(Dataset records)
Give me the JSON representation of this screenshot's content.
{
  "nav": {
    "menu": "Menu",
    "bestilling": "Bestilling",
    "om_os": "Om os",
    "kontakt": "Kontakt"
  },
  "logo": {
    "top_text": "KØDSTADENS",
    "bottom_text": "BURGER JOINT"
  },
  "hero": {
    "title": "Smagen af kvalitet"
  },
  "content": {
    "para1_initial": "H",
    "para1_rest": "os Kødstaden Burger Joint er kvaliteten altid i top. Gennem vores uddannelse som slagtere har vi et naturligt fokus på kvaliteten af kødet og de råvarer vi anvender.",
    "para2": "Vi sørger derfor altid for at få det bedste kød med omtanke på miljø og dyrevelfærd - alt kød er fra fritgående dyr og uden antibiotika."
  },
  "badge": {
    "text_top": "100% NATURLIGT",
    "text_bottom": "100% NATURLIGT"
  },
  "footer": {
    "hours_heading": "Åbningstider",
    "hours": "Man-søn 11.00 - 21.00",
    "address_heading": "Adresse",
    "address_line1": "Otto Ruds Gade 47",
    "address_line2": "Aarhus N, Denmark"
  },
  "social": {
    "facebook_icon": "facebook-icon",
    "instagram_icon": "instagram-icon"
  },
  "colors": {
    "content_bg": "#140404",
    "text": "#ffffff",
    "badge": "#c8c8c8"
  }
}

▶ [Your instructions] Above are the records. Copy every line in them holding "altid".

▶ [Output for this exercise]
    "para1_rest": "os Kødstaden Burger Joint er kvaliteten altid i top. Gennem vores uddannelse som slagtere har vi et naturligt fokus på kvaliteten af kødet og de råvarer vi anvender.",
    "para2": "Vi sørger derfor altid for at få det bedste kød med omtanke på miljø og dyrevelfærd - alt kød er fra fritgående dyr og uden antibiotika."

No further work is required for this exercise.